Some awesome tools that can help you build a better brand are: Facebook, Twitter, Instagram, Pinterest, and anything social media related. Think about how the world communicates, are you doing the same? Now if you are, think about what you are communicating to the world and how they are viewing you. Keep in mind that everything you do on the internet is permanent. It's there forever and can always be brought back to reality through Google. Have you googled your name yet to see what comes up? A great tool to keep track of who's saying what is Google Alerts. You can set alerts to notify you when people use your name. It's a great way to stay on top of what's being said and by who. This way if you do come across a disgruntled client, you can nip it in the butt right away and fix it.
Now regarding social media, it can be such a powerful way to market yourself, but can also be used in a very negative way. Keep in mind who your audience is. If your Facebook friend list has grown larger due to clients then keep in mind that just because they don't comment or "like" your status, they may be reading it. So don't post negativity. People do not like it. If you're going to post anything person, just keep in mind who your audience is and remember you're still trying to sell the most important brand, you.
Facebook should be used as a gateway for clients to get to where you really want them to go. If you have a blog, what you post on Facebook should be little snippets of the full story on your blog. If you're at work and you want to promote yourself. Check in, let your peeps know you're there! Facebook reaches a much larger audience than just your website alone so if you use it right, you're able to attract those people to where you want them to go, your website/blog.

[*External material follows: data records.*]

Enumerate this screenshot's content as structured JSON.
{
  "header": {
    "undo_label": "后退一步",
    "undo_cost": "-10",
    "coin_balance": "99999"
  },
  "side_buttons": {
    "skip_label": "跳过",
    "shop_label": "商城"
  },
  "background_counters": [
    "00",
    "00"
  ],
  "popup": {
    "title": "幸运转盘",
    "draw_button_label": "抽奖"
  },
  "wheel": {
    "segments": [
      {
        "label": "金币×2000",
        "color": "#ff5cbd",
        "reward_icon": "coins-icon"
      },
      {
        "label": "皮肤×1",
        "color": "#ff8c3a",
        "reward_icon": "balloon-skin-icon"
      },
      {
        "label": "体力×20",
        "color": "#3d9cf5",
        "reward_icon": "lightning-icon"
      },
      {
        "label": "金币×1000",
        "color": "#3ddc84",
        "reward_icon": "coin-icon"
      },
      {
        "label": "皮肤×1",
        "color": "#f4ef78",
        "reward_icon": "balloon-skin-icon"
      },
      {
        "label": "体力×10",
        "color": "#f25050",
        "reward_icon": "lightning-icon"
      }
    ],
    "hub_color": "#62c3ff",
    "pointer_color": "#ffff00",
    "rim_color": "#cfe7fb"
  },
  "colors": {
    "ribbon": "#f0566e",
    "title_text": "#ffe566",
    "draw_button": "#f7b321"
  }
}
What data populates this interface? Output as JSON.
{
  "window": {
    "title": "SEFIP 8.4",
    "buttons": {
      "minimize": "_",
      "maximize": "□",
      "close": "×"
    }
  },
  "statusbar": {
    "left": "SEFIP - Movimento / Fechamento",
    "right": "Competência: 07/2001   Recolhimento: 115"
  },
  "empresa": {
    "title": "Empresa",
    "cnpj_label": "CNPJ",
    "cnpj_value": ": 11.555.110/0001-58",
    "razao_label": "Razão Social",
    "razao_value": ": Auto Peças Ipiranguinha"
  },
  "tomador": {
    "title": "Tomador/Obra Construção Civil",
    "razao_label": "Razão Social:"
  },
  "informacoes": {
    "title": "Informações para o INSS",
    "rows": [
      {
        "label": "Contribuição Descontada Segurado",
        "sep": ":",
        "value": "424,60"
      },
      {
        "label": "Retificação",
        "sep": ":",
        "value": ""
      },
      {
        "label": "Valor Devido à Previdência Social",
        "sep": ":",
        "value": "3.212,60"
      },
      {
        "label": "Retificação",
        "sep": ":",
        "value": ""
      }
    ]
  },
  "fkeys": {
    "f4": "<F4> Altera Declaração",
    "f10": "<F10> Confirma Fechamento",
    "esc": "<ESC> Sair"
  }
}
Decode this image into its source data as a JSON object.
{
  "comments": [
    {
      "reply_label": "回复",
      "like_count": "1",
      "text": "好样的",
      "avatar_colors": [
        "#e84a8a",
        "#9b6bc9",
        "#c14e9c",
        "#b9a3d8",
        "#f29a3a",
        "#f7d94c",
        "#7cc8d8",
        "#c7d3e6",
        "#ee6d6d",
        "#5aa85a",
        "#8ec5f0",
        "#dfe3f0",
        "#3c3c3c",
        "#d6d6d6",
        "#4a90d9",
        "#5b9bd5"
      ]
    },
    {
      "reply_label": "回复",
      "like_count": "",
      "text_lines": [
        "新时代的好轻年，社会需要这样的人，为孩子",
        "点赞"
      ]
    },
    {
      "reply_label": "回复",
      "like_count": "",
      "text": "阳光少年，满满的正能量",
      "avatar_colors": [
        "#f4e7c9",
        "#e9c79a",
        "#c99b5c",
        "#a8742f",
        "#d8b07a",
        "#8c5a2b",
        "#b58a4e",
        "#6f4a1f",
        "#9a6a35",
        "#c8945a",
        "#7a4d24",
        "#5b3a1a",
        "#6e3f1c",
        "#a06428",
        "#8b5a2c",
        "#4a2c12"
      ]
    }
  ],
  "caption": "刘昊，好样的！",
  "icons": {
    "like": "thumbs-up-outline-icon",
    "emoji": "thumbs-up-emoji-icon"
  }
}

Twitter is best used with short outbursts of what you are thinking, doing, etc. 140 characters are all you have to make things interesting. Its also a great tool to build community amongst your fellow peers in your industry. Create conversations with Twitter and you never know what lasting friendships you may create.
Instagram, just like Twitter, but photos. How awesome for a hairstylist to use this as before and after photos of their clients. Don't forget the hashtags. #hair #ombre #highlights #salon. And tag your clients, as long as they don't mind. =)
Pinterest. This is fairly new, but totally awesome! You know all those cool things you see on the web that inspire you, now you have a place for them. It's a great way to build mood boards and inspiration boards and the best part is you can easily attract or deter clients this way and really build a strong voice for your brand based on the things that you are attracted to. After all you want clients to be inspired by some of the same things you are inspired by. Like minds attract like minds.
So for some of you hairstylists, entrepreneurs, small business owners, and folks I hope that this insight has helped. Remember: how you present yourself in real life and on a social media life is what you want your potential clients to look at you. So always be the part.